Air date: August 9, 2009

 

Transcript

Rob:  Well African students leaving their country in search of a brighter future for their community is a two-way street.  Each year, students from Oklahoma’s Langston University travel to Africa looking to give back while also searching for answers from their ancestral home.  It’s a summer study abroad program, and one that instills a sense of self-pride in everyone who attends.  Once again, here’s our Dwan Brumfield.

Dwan:  This is The Gambia, West Africa; one of the ten poorest countries in the world.  But ask anyone who has been to the country, and they will tell you it is a strip of paradise.

African music.

Africa is a paradise and you see happy people.

African music.

And you are greeted with warm hands, you know, “welcome home” this is important.

Dwan:  Willard Pitts has been traveling to The Gambia with Langston University, a historically black university, as a part of the Summer Study Abroad program, and he says the trip takes the students back to where slavery began.

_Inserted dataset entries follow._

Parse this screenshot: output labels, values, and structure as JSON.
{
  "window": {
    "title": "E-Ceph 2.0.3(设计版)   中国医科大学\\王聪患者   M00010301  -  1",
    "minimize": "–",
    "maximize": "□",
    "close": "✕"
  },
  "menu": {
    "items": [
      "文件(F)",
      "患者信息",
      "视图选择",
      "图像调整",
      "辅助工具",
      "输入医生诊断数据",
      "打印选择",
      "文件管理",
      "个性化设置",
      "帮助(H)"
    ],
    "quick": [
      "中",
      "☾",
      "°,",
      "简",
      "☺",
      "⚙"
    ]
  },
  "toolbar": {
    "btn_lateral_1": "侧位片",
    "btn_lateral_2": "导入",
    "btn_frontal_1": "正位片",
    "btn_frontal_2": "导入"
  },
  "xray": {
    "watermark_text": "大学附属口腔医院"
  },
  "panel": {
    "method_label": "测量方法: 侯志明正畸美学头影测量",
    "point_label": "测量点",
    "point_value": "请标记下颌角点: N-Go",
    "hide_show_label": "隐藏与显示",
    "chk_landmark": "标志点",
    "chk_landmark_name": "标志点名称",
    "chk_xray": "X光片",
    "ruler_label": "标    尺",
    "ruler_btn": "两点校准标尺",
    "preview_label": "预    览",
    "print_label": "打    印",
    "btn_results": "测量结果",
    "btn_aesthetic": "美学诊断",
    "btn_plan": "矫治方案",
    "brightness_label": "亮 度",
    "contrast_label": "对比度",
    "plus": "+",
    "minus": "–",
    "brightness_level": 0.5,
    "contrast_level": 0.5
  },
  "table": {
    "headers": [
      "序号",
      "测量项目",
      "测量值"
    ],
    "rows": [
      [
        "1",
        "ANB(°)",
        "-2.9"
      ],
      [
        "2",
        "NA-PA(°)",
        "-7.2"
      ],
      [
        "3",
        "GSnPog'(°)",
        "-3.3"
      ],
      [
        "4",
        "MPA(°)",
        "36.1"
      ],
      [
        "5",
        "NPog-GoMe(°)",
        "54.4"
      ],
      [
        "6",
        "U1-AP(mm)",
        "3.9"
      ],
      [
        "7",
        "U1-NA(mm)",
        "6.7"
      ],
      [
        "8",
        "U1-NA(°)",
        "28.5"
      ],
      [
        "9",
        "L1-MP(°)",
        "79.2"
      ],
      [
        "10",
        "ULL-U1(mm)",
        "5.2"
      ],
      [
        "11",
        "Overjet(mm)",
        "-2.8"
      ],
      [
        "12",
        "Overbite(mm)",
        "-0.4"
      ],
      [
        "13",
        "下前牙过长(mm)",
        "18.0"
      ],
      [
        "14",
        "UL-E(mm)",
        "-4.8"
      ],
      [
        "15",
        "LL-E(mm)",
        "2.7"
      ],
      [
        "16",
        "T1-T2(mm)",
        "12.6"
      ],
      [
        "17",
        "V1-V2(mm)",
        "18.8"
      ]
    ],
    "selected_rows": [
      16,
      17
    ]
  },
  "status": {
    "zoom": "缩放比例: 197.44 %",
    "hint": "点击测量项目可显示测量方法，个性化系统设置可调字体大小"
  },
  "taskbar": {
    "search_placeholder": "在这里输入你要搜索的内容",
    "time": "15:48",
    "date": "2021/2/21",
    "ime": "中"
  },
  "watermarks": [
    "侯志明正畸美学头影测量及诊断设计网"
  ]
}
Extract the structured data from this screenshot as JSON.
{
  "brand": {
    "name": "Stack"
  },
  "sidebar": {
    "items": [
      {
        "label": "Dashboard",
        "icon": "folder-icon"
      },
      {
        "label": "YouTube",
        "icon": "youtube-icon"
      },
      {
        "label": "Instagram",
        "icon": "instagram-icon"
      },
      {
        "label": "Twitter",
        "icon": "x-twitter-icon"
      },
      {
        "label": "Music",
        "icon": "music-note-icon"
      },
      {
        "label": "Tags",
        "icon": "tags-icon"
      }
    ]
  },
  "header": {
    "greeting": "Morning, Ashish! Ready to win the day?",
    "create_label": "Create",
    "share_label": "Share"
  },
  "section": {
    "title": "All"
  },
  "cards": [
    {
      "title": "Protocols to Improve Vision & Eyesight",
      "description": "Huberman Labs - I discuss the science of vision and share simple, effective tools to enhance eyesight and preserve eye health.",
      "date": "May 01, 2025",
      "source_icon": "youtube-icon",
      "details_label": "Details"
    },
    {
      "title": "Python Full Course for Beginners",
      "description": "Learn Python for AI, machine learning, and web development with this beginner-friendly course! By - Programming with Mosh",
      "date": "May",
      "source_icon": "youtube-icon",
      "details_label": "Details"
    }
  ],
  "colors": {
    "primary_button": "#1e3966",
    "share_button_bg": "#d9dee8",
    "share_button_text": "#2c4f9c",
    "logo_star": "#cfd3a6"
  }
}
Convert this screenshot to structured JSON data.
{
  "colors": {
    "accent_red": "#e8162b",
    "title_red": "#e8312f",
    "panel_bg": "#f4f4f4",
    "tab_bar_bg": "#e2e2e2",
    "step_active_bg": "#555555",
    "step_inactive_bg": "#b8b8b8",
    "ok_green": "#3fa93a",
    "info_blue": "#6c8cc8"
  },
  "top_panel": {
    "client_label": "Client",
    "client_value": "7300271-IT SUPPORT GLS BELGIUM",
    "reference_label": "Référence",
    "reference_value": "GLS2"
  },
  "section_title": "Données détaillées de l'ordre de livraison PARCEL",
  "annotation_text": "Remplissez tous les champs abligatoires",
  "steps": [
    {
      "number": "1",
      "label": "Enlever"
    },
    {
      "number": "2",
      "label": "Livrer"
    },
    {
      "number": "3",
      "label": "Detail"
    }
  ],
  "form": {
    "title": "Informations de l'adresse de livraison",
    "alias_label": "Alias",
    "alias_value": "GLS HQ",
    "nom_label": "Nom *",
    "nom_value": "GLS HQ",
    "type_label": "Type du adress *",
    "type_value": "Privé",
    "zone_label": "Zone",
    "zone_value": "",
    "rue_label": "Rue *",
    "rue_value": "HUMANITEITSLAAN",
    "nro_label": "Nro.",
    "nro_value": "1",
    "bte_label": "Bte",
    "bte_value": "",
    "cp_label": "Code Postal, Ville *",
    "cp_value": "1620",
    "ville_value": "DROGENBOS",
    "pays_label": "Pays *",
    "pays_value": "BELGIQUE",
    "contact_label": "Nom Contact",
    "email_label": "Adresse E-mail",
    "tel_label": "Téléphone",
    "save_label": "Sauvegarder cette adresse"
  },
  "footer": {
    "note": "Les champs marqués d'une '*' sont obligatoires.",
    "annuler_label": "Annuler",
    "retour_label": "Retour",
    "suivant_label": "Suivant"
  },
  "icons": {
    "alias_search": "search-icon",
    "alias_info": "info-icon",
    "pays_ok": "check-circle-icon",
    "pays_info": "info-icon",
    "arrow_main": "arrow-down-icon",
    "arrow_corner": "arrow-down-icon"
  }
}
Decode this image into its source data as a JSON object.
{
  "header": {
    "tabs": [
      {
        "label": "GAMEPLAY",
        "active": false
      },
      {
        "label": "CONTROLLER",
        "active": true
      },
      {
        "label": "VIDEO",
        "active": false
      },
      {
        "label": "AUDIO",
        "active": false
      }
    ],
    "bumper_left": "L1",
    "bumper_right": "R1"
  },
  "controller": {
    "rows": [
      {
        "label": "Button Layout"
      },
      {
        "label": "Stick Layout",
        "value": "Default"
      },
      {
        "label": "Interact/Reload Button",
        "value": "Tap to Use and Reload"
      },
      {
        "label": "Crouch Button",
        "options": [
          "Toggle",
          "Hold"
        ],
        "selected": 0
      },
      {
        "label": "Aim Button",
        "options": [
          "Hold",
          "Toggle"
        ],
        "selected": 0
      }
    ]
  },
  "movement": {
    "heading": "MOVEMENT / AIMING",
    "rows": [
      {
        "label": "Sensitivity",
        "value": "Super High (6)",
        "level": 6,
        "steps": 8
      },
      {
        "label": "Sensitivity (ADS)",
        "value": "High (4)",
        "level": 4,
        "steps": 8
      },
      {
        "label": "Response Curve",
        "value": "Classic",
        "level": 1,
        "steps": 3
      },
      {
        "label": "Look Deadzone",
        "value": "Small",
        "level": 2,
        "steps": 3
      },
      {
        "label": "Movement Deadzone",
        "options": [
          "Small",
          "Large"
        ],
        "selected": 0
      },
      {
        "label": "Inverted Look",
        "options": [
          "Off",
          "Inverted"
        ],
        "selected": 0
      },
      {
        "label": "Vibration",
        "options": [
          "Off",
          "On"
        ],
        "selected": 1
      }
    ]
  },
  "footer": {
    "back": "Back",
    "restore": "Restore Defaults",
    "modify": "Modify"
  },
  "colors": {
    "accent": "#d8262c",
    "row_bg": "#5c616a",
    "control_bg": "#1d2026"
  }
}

And that’s why black people in the U S have British names; Cuba, Spanish names; Brazil, Portuguese names; Haiti or West Indies, French names.

Willard Pitts:  Most African-American children, unfortunately, grow-up thinking that their heritage started in 1865 or 1420, the beginning or ending of slavery.  And, I don’t think that you can define a people by one event.  You know, people were here in Africa long before the slave trade started.  And for a university to go back and reach that and try to recapture some of that, fill in the missing blanks, it’s extremely important.

Dwan:  Pitts says the Langston program is a finishing school for students, and under the leadership of Dr. Mary Mbosowo, who is the chair of the program, the curriculum picks up what the westernized education leaves out about the history of African-Americans.

Pitts:  This westernized education; some of our students don’t even know how many countries are in Africa.  So by the time we get into Africa, especially students of African descent need to know what happened to the continent, even after grandparents left.

Pitts:  We need something in the world for African people, the diaspora throughout the world, to hang their hats on so that they can say, ‘this is what I am’.  And until we are really able to come back to Africa and deal with Africa, then the word African-American is a misnomer.

Dwan:  Dealing with their heritage is not the only activity on the students’ schedule.  Outside of class time, the students volunteer almost daily.

Dwan:  Candy Page, a business school graduate of Langston University, traveled to Africa with the university in 2008.  She says, if it wasn’t for her studying abroad, she probably wouldn’t be as strong as she is today.

Candy Page:  For me, it was kind of like I can face anything after that, you know.  If you can survive in Africa, for two to three weeks, trust me you can go anywhere in the world; and that’s kind of the attitude that I came back with.

Dwan:  That “go get’em” attitude is what got Page a career with the Federal Aviation Administration working alongside Dr. Gwendolyn Flowers, who is a managing economist for the FAA.  Flowers says Page is a motivated, self-learner who is a fit for the future plans of the FAA.

Gwendolyn Flowers:  So in bringing Candy on, as well as other young people, what we’re doing is we’re looking to the future to establish expertise and a knowledge base.  Candy sort of represents a next generation of the future air traffic controller.

Dwan:  A new generation representing Langston University, Oklahoma, and the world.